Archive for May 2017

Letter to Les Leopold, author of Runaway Inequality


Dear Les Leopold,

Thanks very much for your excellent book, Runaway Inequality. I agree that there is no issue more central to survival of democracy than that of runaway inequality.

My question to you is about responses to the problem. You cite a number of things which must be done, such as returning to a progressive income tax structure and refocusing federal expenditures, all of which are important.

But with regard to monetary policy you stop short of the real reform that is needed, namely to revoke the special privileges of banks to create money and return that authority to the people through their government where it constitutionally belongs. That, as I am sure you must know, offers a way to make the investments needed in infrastructure that will boost the economy, providing jobs, without increasing the tax burden and without increasing federal debt.

It also stems the tide of wealth concentration into the hands of the few. The process of wealth concentration acts in many ways, but two of the most fundamental are 1) that interest payments go to banks for every dollar that is created and 2) that interest payments on the government debt go to those wealthy enough to loan to the government. These are both systematic transfers of wealth from the many, the borrowers and the taxpayers, to the few, the lenders.

Even under the enlightened fiscal times after the depression and WWII, wealth was accumulating into the hands of the few. It was just accumulating more slowly than it has with the trickle-down economics that has been in place since 1980. This is starkly shown in two figures from Elizabeth Warrens’ new book, This Fight Is Our Fight, on pages 106 and 146.

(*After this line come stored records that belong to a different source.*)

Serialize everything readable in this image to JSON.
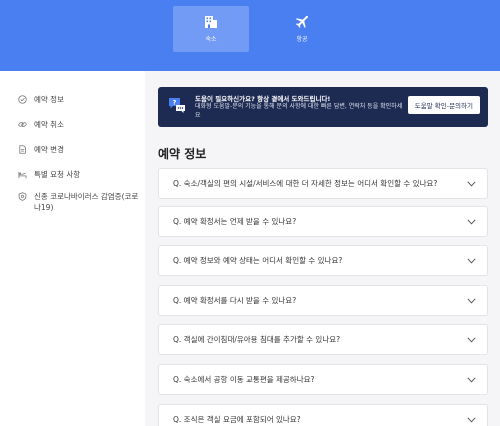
{
  "topnav": {
    "items": [
      {
        "label": "숙소",
        "icon": "hotel-icon",
        "active": true
      },
      {
        "label": "항공",
        "icon": "airplane-icon",
        "active": false
      }
    ]
  },
  "sidebar": {
    "items": [
      {
        "label": "예약 정보",
        "icon": "check-circle-icon"
      },
      {
        "label": "예약 취소",
        "icon": "link-icon"
      },
      {
        "label": "예약 변경",
        "icon": "document-icon"
      },
      {
        "label": "특별 요청 사항",
        "icon": "bed-icon"
      },
      {
        "label": "신종 코로나바이러스 감염증(코로나19)",
        "icon": "shield-icon"
      }
    ]
  },
  "help_banner": {
    "icon": "help-chat-icon",
    "title": "도움이 필요하신가요? 항상 곁에서 도와드립니다!",
    "description": "대화형 도움말-문의 기능을 통해 문의 사항에 대한 빠른 답변, 연락처 등을 확인하세요",
    "button_label": "도움말 확인-문의하기"
  },
  "section": {
    "title": "예약 정보"
  },
  "faqs": [
    {
      "question": "Q. 숙소/객실의 편의 시설/서비스에 대한 더 자세한 정보는 어디서 확인할 수 있나요?"
    },
    {
      "question": "Q. 예약 확정서는 언제 받을 수 있나요?"
    },
    {
      "question": "Q. 예약 정보와 예약 상태는 어디서 확인할 수 있나요?"
    },
    {
      "question": "Q. 예약 확정서를 다시 받을 수 있나요?"
    },
    {
      "question": "Q. 객실에 간이침대/유아용 침대를 추가할 수 있나요?"
    },
    {
      "question": "Q. 숙소에서 공항 이동 교통편을 제공하나요?"
    },
    {
      "question": "Q. 조식은 객실 요금에 포함되어 있나요?"
    }
  ],
  "colors": {
    "header_blue": "#4a7ff2",
    "banner_navy": "#1d2a52",
    "background": "#f5f5f7"
  }
}
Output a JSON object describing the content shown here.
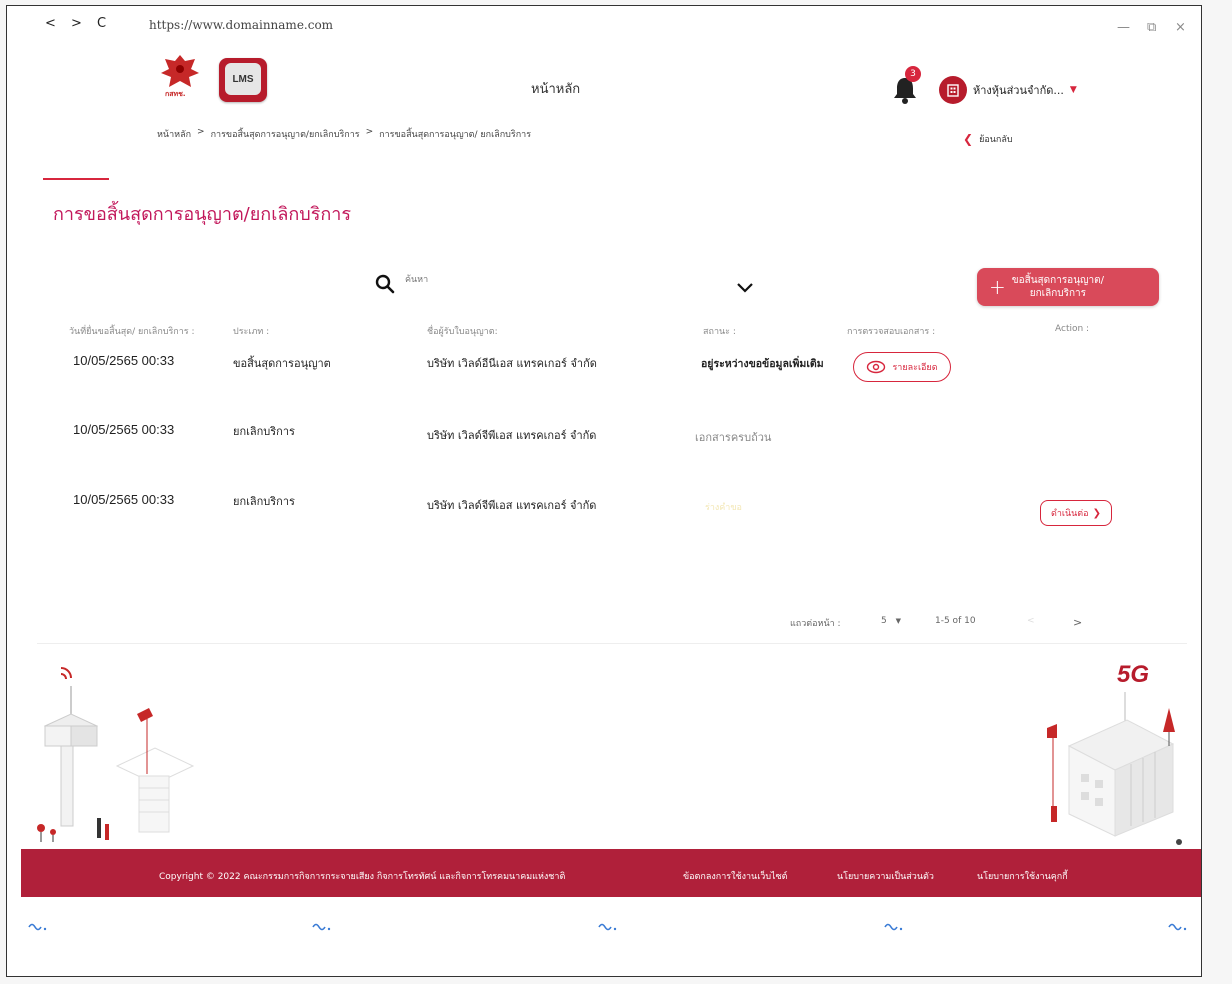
{
  "browser": {
    "back": "<",
    "forward": ">",
    "reload": "C",
    "url": "https://www.domainname.com",
    "minimize": "—",
    "restore": "⧉",
    "close": "×"
  },
  "header": {
    "garuda_caption": "กสทช.",
    "lms_label": "LMS",
    "home_title": "หน้าหลัก",
    "notification_count": "3",
    "company_name": "ห้างหุ้นส่วนจำกัด...",
    "back_label": "ย้อนกลับ"
  },
  "breadcrumb": [
    "หน้าหลัก",
    "การขอสิ้นสุดการอนุญาต/ยกเลิกบริการ",
    "การขอสิ้นสุดการอนุญาต/ ยกเลิกบริการ"
  ],
  "breadcrumb_sep": ">",
  "page_title": "การขอสิ้นสุดการอนุญาต/ยกเลิกบริการ",
  "search": {
    "placeholder": "ค้นหา"
  },
  "add_button": {
    "line1": "ขอสิ้นสุดการอนุญาต/",
    "line2": "ยกเลิกบริการ"
  },
  "table": {
    "headers": {
      "date": "วันที่ยื่นขอสิ้นสุด/ ยกเลิกบริการ :",
      "type": "ประเภท :",
      "licensee": "ชื่อผู้รับใบอนุญาต:",
      "status": "สถานะ :",
      "doc_check": "การตรวจสอบเอกสาร :",
      "action": "Action :"
    },
    "rows": [
      {
        "date": "10/05/2565 00:33",
        "type": "ขอสิ้นสุดการอนุญาต",
        "licensee": "บริษัท เวิลด์อีนีเอส แทรคเกอร์ จำกัด",
        "status": "อยู่ระหว่างขอข้อมูลเพิ่มเติม",
        "doc_check": "รายละเอียด",
        "action": ""
      },
      {
        "date": "10/05/2565 00:33",
        "type": "ยกเลิกบริการ",
        "licensee": "บริษัท เวิลด์จีพีเอส แทรคเกอร์ จำกัด",
        "status": "เอกสารครบถ้วน",
        "doc_check": "",
        "action": ""
      },
      {
        "date": "10/05/2565 00:33",
        "type": "ยกเลิกบริการ",
        "licensee": "บริษัท เวิลด์จีพีเอส แทรคเกอร์ จำกัด",
        "status": "ร่างคำขอ",
        "doc_check": "",
        "action": "ดำเนินต่อ"
      }
    ]
  },
  "pagination": {
    "rows_per_page_label": "แถวต่อหน้า :",
    "rows_per_page": "5",
    "range": "1-5 of 10",
    "prev": "<",
    "next": ">"
  },
  "illustration": {
    "badge_5g": "5G"
  },
  "footer": {
    "copyright": "Copyright © 2022 คณะกรรมการกิจการกระจายเสียง กิจการโทรทัศน์ และกิจการโทรคมนาคมแห่งชาติ",
    "terms": "ข้อตกลงการใช้งานเว็บไซต์",
    "privacy": "นโยบายความเป็นส่วนตัว",
    "cookies": "นโยบายการใช้งานคุกกี้"
  },
  "colors": {
    "brand": "#d7263d",
    "footer": "#b0203a",
    "title": "#c2185b"
  }
}
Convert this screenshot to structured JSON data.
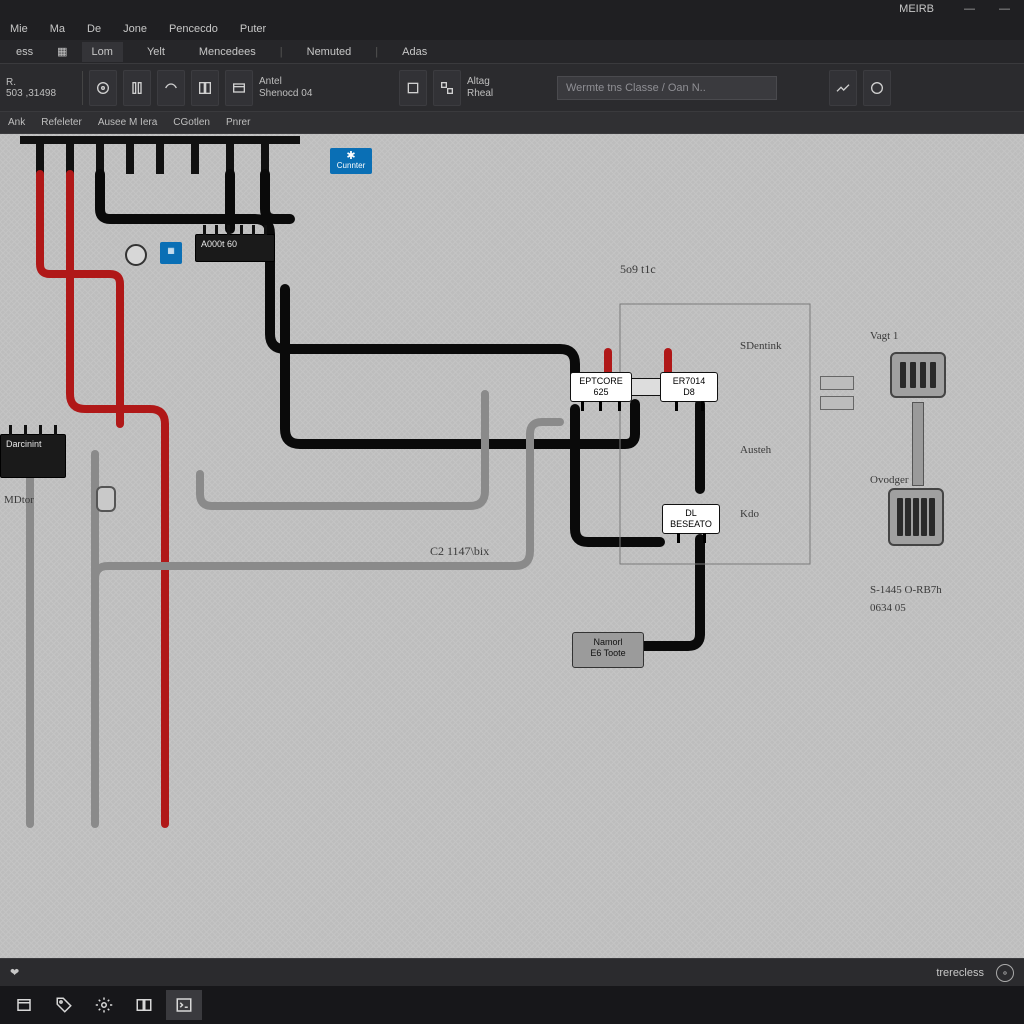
{
  "title": "MEIRB",
  "menu": [
    "Mie",
    "Ma",
    "De",
    "Jone",
    "Pencecdo",
    "Puter"
  ],
  "tabs": {
    "prefix": "ess",
    "items": [
      "Lom",
      "Yelt",
      "Mencedees",
      "Nemuted",
      "Adas"
    ]
  },
  "toolbar": {
    "readout_top": "R.",
    "readout_bottom": "503 ,31498",
    "btn1_label": "Antel\nShenocd 04",
    "btn2_label": "Altag\nRheal",
    "search_placeholder": "Wermte tns Classe / Oan N.."
  },
  "subtoolbar": [
    "Ank",
    "Refeleter",
    "Ausee M Iera",
    "CGotlen",
    "Pnrer"
  ],
  "canvas": {
    "blue_badge": "Cunnter",
    "chip1": "A000t 60",
    "chip_left_top": "Darcinint",
    "chip_left_bottom": "MDtor",
    "connector_box1": "EPTCORE\n625",
    "connector_box2": "ER7014\nD8",
    "connector_box3": "DL\nBESEATO",
    "module_box": "Namorl\nE6 Toote",
    "center_label": "C2  1147\\bix",
    "right_lbl1": "5o9  t1c",
    "right_lbl2": "SDentink",
    "right_lbl3": "Austeh",
    "right_lbl4": "Kdo",
    "side_lbl1": "Vagt 1",
    "side_lbl2": "Ovodger",
    "side_code1": "S-1445 O-RB7h",
    "side_code2": "0634  05"
  },
  "statusbar": {
    "heart": "❤",
    "right_text": "trerecless"
  },
  "taskbar_icons": [
    "window",
    "tag",
    "gear",
    "panel",
    "terminal"
  ]
}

State banks are fine, but they simply do not address the problem on which you focus. State banks don’t solve the problems of debt-money creation by private banks and of the rip-off of taxpayers via the national debt. If you nationalized the entire banking system, then at least all of the profits from money creation could go to the public sector. That would be equivalent to nationalizing the creation of money, like the NEED Act proposes, plus nationalizing all banking. But just creating state banks doesn’t do it, and I doubt that you are prepared to propose nationalizing the entire banking system. The conservative solution is to nationalize money creation, as the Constitution calls for, and let the banks remain private, lending money they actually have, like other lenders currently do, rather than creating it out of nothing.

Thanks again for your good work on this important matter.

Sincerely yours,
John N. Howell